Q. I have a 2003 Buick LeSabre with about 90,000 miles on it. I recently had the rear brakes (pads and rotors) replaced both because of wear and a noise. I would get the noise as I pulled out of the garage dragging my brakes. I cannot describe the noise other than it is not the noise made by the worn brake indicator. The noise was there when I turned right or left and only when I was dragging my brakes. I went back to the shop that installed the brakes and they in turn replaced the pads. A couple of days later the noise returned. I left the car at the shop overnight and the owner drove it the next morning and stated he heard the ungodly noise and proceeded to replace both pads and rotors. The noise is back and can be heard anytime I am at a slow speed and dragging my brakes. I hate bringing the car back without some explanation what might be causing the noise other than the pads or rotors. Is it the aftermarket products and should I only use Buick parts, what are we missing?
A. Since the noise goes away after the car is serviced (even if it is for a day or two) the shop is on the right track. The one part of the brake system that was not replaced is the brake calipers. The calipers on this model also incorporate the mechanical part of the parking brake. The other possibility is part of the rear suspension is worn enough to cause the noise when braking. Both of these areas are where I would start looking for the cause of the noise.
Q. I am interested in buying a six-cylinder SUV and wanted to know what you would recommend for the best make and model. Can you also advise if a two seat or three seat one is best?
A. This is a very competitive segment and there are some great choices. The latest Kia Sorento is quite good as is the Jeep Grand Cherokee. It really depends on your needs and budget. As of today I believe one of the best three row SUVs you can buy is the latest Honda Pilot. It is comfortable, handles well,returns decent fuel economy and holds it value better than the competition.
Q. I am interested in buying a preowned small SUV that is 4-5 years old. I am considering Honda, Toyota and Subaru. What are your thoughts on these vehicles?
A. At five years old they can all be good and bad choices depending on how they were treated. The Honda CR-V continues to be a very practical and fuel efficient vehicle and depending on the condition would be my first choice. The Toyota to me just isn’t quite as comfortable, but wins out in performance since some models came with a more powerful V-6 engine. The Subaru even as late as the 2010 model can suffer from head-gasket issues and should be checked over carefully, prior to purchase. In fact any used car should be carefully inspected for both prior body damage and mechanical issues before purchasing.
Q. I currently drive a 2009 Toyota Prius. I am looking at new cars, probably for the 2017 model year. I have an interest in the Chevy Volt with its improved electric driving range (over 50 miles). I generally do not drive more than 57 miles on most days. I also have an interest in the Chevy Bolt although I would not consider it during the first year of production. Would you be concerned about the recent reliability ratings for Chevrolet? What are your thoughts on these vehicles? Are there any other electric or hybrid cars you would suggest? My second question is how much does it cost to install a quick charging system in a garage?
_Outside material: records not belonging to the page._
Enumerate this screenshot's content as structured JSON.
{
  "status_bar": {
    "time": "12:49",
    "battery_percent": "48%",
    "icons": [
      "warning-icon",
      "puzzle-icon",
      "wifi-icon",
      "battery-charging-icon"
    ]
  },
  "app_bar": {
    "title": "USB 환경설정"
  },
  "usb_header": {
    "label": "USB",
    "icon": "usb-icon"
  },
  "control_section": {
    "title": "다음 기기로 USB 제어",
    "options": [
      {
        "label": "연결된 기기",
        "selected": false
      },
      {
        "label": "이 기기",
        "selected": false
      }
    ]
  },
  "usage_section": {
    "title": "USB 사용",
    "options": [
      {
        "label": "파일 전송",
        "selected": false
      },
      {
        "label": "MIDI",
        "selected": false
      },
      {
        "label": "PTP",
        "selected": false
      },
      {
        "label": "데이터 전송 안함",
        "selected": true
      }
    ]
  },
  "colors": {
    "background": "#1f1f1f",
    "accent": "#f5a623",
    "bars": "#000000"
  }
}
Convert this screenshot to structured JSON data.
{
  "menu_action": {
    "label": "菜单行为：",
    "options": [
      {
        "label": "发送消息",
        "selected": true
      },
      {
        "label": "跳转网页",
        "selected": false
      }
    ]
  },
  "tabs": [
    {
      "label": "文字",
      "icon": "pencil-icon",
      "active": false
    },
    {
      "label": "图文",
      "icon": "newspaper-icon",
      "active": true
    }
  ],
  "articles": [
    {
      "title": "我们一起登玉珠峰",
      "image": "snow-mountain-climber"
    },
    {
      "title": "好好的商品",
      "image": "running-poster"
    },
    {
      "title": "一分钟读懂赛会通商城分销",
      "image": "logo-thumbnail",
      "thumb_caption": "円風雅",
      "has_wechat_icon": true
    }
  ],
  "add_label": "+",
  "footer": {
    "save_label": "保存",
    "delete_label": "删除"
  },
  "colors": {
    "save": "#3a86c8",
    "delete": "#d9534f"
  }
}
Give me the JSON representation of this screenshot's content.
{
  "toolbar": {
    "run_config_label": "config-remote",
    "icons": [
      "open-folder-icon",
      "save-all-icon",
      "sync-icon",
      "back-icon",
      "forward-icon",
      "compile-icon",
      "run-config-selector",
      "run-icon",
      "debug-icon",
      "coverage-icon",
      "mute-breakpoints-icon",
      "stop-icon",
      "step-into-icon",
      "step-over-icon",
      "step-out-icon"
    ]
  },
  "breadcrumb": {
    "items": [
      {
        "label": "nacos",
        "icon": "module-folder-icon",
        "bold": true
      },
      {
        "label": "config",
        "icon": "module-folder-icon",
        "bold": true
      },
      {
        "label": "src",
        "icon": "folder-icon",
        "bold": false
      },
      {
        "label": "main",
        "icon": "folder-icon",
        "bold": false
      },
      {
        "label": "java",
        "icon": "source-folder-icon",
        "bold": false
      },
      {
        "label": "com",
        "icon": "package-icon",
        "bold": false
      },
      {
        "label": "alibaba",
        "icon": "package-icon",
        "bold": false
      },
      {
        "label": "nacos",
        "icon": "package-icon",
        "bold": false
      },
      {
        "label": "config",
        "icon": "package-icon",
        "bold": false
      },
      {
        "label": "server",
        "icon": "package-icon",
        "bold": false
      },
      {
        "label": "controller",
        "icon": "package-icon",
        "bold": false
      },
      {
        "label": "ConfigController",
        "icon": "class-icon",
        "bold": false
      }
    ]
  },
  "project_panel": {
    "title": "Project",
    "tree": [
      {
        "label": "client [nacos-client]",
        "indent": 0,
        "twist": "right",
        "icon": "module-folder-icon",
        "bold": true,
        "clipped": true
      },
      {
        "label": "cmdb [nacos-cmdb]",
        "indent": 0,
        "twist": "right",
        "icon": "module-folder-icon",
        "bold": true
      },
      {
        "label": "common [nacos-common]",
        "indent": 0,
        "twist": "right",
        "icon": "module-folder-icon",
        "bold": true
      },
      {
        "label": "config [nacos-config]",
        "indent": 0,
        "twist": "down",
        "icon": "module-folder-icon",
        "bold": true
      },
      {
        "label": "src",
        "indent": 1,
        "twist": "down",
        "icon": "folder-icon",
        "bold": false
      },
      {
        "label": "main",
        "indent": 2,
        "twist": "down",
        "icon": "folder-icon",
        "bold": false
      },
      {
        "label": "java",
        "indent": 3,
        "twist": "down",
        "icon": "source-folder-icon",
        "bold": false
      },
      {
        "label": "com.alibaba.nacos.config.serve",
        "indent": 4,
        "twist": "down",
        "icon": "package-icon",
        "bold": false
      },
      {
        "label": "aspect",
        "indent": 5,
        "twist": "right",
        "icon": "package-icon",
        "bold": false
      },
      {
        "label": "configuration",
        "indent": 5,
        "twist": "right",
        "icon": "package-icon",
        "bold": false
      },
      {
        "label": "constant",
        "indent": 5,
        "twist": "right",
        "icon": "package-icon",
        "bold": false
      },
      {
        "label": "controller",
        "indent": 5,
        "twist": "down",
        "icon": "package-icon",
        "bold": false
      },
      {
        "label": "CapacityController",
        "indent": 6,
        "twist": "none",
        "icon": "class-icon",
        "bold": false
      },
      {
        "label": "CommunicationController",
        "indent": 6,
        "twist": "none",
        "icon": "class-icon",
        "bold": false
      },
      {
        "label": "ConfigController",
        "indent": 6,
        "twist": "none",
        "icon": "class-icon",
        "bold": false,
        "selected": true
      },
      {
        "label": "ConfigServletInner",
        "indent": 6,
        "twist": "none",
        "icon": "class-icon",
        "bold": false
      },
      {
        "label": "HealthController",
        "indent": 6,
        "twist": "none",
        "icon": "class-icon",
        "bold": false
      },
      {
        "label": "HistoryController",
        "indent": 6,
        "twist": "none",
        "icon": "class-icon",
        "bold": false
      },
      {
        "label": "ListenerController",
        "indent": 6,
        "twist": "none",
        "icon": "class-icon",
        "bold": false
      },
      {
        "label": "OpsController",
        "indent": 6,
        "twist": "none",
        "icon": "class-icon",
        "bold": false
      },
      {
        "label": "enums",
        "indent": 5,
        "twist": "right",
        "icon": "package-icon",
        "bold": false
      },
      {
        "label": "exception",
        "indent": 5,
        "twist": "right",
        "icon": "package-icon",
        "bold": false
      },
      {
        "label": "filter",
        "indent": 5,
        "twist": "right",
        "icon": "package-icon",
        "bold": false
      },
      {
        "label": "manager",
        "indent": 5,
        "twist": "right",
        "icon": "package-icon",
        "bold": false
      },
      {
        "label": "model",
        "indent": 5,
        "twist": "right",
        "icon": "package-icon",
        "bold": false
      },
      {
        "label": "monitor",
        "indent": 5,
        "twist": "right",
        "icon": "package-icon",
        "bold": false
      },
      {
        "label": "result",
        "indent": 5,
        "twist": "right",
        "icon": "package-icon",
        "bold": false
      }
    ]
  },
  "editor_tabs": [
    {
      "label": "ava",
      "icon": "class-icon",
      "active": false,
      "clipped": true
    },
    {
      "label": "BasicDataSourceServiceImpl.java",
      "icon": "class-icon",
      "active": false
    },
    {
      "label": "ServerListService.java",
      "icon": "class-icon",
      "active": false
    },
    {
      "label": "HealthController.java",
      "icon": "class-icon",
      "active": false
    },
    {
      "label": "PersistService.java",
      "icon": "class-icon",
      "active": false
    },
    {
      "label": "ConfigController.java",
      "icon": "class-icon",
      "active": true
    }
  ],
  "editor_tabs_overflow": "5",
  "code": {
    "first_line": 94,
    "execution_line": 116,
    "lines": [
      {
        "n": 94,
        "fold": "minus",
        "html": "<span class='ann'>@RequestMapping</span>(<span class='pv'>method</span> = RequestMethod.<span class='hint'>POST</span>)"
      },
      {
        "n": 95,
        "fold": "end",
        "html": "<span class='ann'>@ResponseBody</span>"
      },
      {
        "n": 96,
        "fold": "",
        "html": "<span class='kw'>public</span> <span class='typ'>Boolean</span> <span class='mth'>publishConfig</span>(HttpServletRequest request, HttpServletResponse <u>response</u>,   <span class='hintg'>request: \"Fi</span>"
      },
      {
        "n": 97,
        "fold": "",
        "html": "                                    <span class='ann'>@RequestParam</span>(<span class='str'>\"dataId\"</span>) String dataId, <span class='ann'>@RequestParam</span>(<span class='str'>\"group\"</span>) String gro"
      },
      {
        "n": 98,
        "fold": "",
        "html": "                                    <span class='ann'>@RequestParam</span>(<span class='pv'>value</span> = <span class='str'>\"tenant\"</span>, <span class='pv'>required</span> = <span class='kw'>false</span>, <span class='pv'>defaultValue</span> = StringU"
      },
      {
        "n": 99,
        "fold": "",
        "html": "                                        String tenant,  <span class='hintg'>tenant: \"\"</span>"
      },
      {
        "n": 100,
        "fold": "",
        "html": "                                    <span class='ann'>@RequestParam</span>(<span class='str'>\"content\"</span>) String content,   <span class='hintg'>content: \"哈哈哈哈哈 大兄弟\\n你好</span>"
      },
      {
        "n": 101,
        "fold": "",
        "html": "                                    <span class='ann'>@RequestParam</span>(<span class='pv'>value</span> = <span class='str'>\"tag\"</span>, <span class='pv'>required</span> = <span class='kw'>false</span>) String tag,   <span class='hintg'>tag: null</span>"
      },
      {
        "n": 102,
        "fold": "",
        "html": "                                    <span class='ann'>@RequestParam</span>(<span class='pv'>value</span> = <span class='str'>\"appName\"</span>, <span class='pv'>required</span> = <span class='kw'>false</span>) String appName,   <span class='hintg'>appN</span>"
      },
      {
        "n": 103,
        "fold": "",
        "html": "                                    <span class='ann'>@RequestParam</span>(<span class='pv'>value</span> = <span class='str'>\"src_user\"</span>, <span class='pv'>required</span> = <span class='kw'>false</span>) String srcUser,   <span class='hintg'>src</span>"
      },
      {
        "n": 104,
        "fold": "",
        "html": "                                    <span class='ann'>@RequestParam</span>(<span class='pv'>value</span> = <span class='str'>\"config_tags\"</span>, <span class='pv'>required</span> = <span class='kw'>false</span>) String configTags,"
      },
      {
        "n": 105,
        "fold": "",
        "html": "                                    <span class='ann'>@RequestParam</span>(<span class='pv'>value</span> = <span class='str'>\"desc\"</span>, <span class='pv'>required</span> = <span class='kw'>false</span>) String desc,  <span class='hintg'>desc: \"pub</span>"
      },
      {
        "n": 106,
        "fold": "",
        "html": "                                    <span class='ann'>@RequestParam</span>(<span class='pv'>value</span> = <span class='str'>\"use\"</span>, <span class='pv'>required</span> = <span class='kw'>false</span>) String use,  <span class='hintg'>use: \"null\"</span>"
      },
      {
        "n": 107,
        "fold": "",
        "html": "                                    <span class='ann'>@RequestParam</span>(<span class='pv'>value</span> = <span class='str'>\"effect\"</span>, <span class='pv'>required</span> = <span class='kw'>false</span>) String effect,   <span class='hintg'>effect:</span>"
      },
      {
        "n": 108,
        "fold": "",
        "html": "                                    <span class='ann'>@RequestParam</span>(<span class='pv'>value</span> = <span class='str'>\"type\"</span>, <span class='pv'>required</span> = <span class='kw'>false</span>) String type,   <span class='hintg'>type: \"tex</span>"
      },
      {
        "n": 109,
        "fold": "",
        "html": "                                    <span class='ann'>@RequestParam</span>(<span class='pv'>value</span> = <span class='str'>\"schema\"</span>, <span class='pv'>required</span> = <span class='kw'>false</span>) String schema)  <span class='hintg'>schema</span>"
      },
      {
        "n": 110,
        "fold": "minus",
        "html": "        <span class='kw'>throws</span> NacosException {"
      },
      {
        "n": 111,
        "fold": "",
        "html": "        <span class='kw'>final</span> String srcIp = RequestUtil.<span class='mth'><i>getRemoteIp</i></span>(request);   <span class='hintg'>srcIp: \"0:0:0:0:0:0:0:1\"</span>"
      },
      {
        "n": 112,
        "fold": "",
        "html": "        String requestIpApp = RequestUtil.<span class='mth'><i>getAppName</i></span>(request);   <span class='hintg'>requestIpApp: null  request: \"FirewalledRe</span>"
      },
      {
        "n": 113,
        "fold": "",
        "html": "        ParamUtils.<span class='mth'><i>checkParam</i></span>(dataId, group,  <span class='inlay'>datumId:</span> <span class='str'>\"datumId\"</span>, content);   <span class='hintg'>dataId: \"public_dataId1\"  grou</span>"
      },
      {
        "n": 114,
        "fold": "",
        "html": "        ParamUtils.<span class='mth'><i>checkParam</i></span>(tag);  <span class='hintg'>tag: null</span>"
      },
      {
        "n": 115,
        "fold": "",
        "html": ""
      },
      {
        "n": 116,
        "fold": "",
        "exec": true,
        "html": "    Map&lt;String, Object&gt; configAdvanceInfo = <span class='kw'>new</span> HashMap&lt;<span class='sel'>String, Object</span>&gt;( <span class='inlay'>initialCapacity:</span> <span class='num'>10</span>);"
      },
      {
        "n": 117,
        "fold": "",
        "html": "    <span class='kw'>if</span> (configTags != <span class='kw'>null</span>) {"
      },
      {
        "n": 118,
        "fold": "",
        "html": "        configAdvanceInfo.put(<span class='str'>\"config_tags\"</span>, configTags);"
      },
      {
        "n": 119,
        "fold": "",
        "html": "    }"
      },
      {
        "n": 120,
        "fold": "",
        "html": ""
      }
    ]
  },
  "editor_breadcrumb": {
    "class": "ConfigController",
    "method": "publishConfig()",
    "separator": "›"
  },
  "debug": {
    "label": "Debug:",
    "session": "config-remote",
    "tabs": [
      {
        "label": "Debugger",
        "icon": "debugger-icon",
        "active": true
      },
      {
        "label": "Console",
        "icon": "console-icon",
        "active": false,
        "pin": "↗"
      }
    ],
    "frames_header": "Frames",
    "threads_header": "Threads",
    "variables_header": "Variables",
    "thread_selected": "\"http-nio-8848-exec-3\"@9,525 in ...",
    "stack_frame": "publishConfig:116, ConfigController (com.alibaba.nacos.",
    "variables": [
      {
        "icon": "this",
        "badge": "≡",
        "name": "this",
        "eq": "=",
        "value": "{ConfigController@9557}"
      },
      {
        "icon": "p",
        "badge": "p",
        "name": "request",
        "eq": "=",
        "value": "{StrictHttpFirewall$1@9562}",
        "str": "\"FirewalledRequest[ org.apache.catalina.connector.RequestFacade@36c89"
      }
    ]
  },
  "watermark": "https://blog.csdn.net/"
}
A. The Prius to me is still one of the best hybrid cars available today, for me it just does everything right. The fuel economy is fantastic, the ride and handling are great for day-to-day driving and it has plenty of interior storage. The Chevy Volt has been a good car up to this point but it is too early to tell how it will do. The Bolt is just too early to tell and I would wait. Even the expensive Tesla has been faced with some quality issues. One car that I would take a look at is the latest Nissan Leaf. The 2016 model has been improved and promises 107 mile range and perhaps even a little more range for 2017 model. Regarding the home charging station, the prices have come down quite a bit. You can now purchase a basic level II charging station for as little as $500. The installation labor will vary depending on your home electrical service and location. Electricians tell me to expect to spend about $1000 for basic labor and permits.
Q. I have a 1976 Cadillac Coupe Deville that has 75,000 on it. The car is in fantastic shape except for one problem – the power steering system. When I first got the car it suffered from horrible drift that these era cars are known for. I had the steering box replaced some years back and have inherited a problem that’s plagued me since – every time I turn the car hard right or left power steering fluid sprays out from the steering box cover and all over the exhaust manifold. I’ve had two new gearboxes installed and the same thing happens. Any ideas? I’m about to replace all the remaining components – the pump and the hoses; and I have a lightly used steering box from an Eldorado I can ultimately swap in if nothing else works but I hate blindly swapping parts without knowing why something’s happening. Any thoughts would be appreciated.
A. Could the problem be as simple as the power steering fluid level is just too high? As the steering is moved from left to right the fluid level will change and if overfilled will come out of the reservoir. The other possibility is the return hose has failed and collapsed internally and it acting like a valve not letting the fluid return back to the pump.